Description of the task
Return the data below unchanged, without images.

Source data
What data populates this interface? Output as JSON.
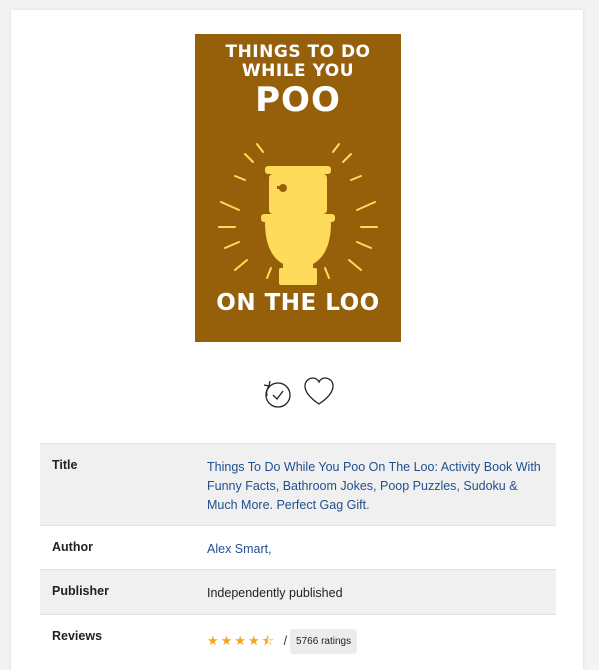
{
  "book": {
    "cover": {
      "line1": "THINGS TO DO",
      "line2": "WHILE YOU",
      "line3": "POO",
      "line4": "ON THE LOO",
      "background_color": "#965f0a",
      "art_color": "#fedb5a",
      "art": "toilet-illustration"
    },
    "actions": {
      "history_icon": "history-icon",
      "favorite_icon": "heart-icon"
    },
    "details": {
      "title_label": "Title",
      "title_value": "Things To Do While You Poo On The Loo: Activity Book With Funny Facts, Bathroom Jokes, Poop Puzzles, Sudoku & Much More. Perfect Gag Gift.",
      "author_label": "Author",
      "author_value": "Alex Smart,",
      "publisher_label": "Publisher",
      "publisher_value": "Independently published",
      "reviews_label": "Reviews",
      "rating_stars": 4.5,
      "rating_separator": "/",
      "ratings_count": "5766 ratings",
      "star_color": "#f3a51b",
      "link_color": "#1f4f8f"
    }
  }
}
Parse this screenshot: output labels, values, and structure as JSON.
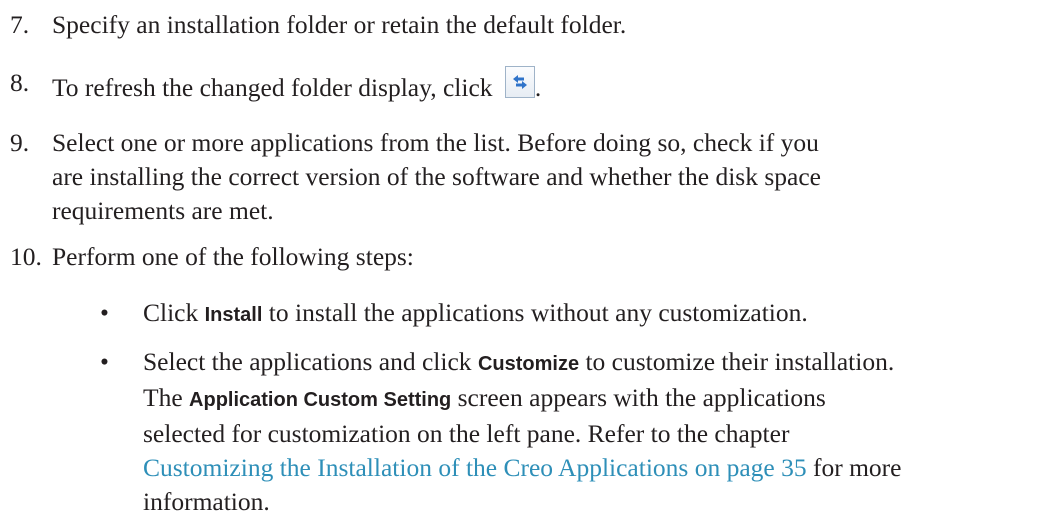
{
  "steps": [
    {
      "number": "7.",
      "text": "Specify an installation folder or retain the default folder."
    },
    {
      "number": "8.",
      "text_before": "To refresh the changed folder display, click ",
      "text_after": ".",
      "icon": "refresh-icon"
    },
    {
      "number": "9.",
      "lines": [
        "Select one or more applications from the list. Before doing so, check if you",
        "are installing the correct version of the software and whether the disk space",
        "requirements are met."
      ]
    },
    {
      "number": "10.",
      "text": "Perform one of the following steps:"
    }
  ],
  "bullets": [
    {
      "symbol": "•",
      "pre": "Click ",
      "bold": "Install",
      "post": " to install the applications without any customization."
    },
    {
      "symbol": "•",
      "line1_pre": "Select the applications and click ",
      "line1_bold": "Customize",
      "line1_post": " to customize their installation.",
      "line2_pre": "The ",
      "line2_bold": "Application Custom Setting",
      "line2_post": " screen appears with the applications",
      "line3": "selected for customization on the left pane.  Refer to the chapter",
      "line4_link": "Customizing the Installation of the Creo Applications on page 35",
      "line4_post": " for more",
      "line5": "information."
    }
  ],
  "colors": {
    "text": "#231f20",
    "link": "#2e8fb8"
  }
}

Finished task
What data populates this interface? Output as JSON.
{
  "book": {
    "cover": {
      "line1": "THINGS TO DO",
      "line2": "WHILE YOU",
      "line3": "POO",
      "line4": "ON THE LOO",
      "background_color": "#965f0a",
      "art_color": "#fedb5a",
      "art": "toilet-illustration"
    },
    "actions": {
      "history_icon": "history-icon",
      "favorite_icon": "heart-icon"
    },
    "details": {
      "title_label": "Title",
      "title_value": "Things To Do While You Poo On The Loo: Activity Book With Funny Facts, Bathroom Jokes, Poop Puzzles, Sudoku & Much More. Perfect Gag Gift.",
      "author_label": "Author",
      "author_value": "Alex Smart,",
      "publisher_label": "Publisher",
      "publisher_value": "Independently published",
      "reviews_label": "Reviews",
      "rating_stars": 4.5,
      "rating_separator": "/",
      "ratings_count": "5766 ratings",
      "star_color": "#f3a51b",
      "link_color": "#1f4f8f"
    }
  }
}
Parse this screenshot: output labels, values, and structure as JSON.
{
  "steps": [
    {
      "number": "7.",
      "text": "Specify an installation folder or retain the default folder."
    },
    {
      "number": "8.",
      "text_before": "To refresh the changed folder display, click ",
      "text_after": ".",
      "icon": "refresh-icon"
    },
    {
      "number": "9.",
      "lines": [
        "Select one or more applications from the list. Before doing so, check if you",
        "are installing the correct version of the software and whether the disk space",
        "requirements are met."
      ]
    },
    {
      "number": "10.",
      "text": "Perform one of the following steps:"
    }
  ],
  "bullets": [
    {
      "symbol": "•",
      "pre": "Click ",
      "bold": "Install",
      "post": " to install the applications without any customization."
    },
    {
      "symbol": "•",
      "line1_pre": "Select the applications and click ",
      "line1_bold": "Customize",
      "line1_post": " to customize their installation.",
      "line2_pre": "The ",
      "line2_bold": "Application Custom Setting",
      "line2_post": " screen appears with the applications",
      "line3": "selected for customization on the left pane.  Refer to the chapter",
      "line4_link": "Customizing the Installation of the Creo Applications on page 35",
      "line4_post": " for more",
      "line5": "information."
    }
  ],
  "colors": {
    "text": "#231f20",
    "link": "#2e8fb8"
  }
}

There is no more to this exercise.